[Excerpts from a dataset]:
+ + +

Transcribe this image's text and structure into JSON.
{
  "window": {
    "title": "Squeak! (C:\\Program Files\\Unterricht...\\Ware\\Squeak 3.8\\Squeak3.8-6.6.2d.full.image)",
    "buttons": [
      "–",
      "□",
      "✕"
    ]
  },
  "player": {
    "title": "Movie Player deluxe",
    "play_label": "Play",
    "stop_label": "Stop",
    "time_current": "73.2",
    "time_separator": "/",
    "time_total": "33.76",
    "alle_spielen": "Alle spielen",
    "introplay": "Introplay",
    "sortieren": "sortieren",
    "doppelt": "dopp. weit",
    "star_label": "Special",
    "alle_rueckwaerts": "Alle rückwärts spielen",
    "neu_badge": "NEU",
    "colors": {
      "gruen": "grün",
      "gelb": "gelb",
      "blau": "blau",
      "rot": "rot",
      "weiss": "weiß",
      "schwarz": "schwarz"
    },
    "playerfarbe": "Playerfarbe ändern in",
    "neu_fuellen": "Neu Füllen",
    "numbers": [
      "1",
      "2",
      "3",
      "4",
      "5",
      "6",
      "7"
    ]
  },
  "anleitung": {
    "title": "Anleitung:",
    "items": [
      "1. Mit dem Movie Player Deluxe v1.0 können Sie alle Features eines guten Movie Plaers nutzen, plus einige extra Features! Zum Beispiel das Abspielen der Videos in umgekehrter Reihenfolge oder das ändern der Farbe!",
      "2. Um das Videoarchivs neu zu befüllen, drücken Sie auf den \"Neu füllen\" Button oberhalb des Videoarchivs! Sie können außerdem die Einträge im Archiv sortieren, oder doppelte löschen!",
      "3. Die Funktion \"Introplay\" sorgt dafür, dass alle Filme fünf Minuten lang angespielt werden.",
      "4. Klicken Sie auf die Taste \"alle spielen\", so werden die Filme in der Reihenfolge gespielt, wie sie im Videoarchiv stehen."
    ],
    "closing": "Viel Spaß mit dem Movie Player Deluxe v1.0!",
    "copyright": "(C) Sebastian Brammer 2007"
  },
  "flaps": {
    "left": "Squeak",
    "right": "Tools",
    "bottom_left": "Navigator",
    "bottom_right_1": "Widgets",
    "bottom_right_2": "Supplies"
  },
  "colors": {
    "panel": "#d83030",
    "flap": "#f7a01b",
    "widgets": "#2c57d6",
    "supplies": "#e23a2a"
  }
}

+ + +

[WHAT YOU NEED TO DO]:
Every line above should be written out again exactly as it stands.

[EXERCISE RESULT]:
Transcribe this image's text and structure into JSON.
{
  "window": {
    "title": "Squeak! (C:\\Program Files\\Unterricht...\\Ware\\Squeak 3.8\\Squeak3.8-6.6.2d.full.image)",
    "buttons": [
      "–",
      "□",
      "✕"
    ]
  },
  "player": {
    "title": "Movie Player deluxe",
    "play_label": "Play",
    "stop_label": "Stop",
    "time_current": "73.2",
    "time_separator": "/",
    "time_total": "33.76",
    "alle_spielen": "Alle spielen",
    "introplay": "Introplay",
    "sortieren": "sortieren",
    "doppelt": "dopp. weit",
    "star_label": "Special",
    "alle_rueckwaerts": "Alle rückwärts spielen",
    "neu_badge": "NEU",
    "colors": {
      "gruen": "grün",
      "gelb": "gelb",
      "blau": "blau",
      "rot": "rot",
      "weiss": "weiß",
      "schwarz": "schwarz"
    },
    "playerfarbe": "Playerfarbe ändern in",
    "neu_fuellen": "Neu Füllen",
    "numbers": [
      "1",
      "2",
      "3",
      "4",
      "5",
      "6",
      "7"
    ]
  },
  "anleitung": {
    "title": "Anleitung:",
    "items": [
      "1. Mit dem Movie Player Deluxe v1.0 können Sie alle Features eines guten Movie Plaers nutzen, plus einige extra Features! Zum Beispiel das Abspielen der Videos in umgekehrter Reihenfolge oder das ändern der Farbe!",
      "2. Um das Videoarchivs neu zu befüllen, drücken Sie auf den \"Neu füllen\" Button oberhalb des Videoarchivs! Sie können außerdem die Einträge im Archiv sortieren, oder doppelte löschen!",
      "3. Die Funktion \"Introplay\" sorgt dafür, dass alle Filme fünf Minuten lang angespielt werden.",
      "4. Klicken Sie auf die Taste \"alle spielen\", so werden die Filme in der Reihenfolge gespielt, wie sie im Videoarchiv stehen."
    ],
    "closing": "Viel Spaß mit dem Movie Player Deluxe v1.0!",
    "copyright": "(C) Sebastian Brammer 2007"
  },
  "flaps": {
    "left": "Squeak",
    "right": "Tools",
    "bottom_left": "Navigator",
    "bottom_right_1": "Widgets",
    "bottom_right_2": "Supplies"
  },
  "colors": {
    "panel": "#d83030",
    "flap": "#f7a01b",
    "widgets": "#2c57d6",
    "supplies": "#e23a2a"
  }
}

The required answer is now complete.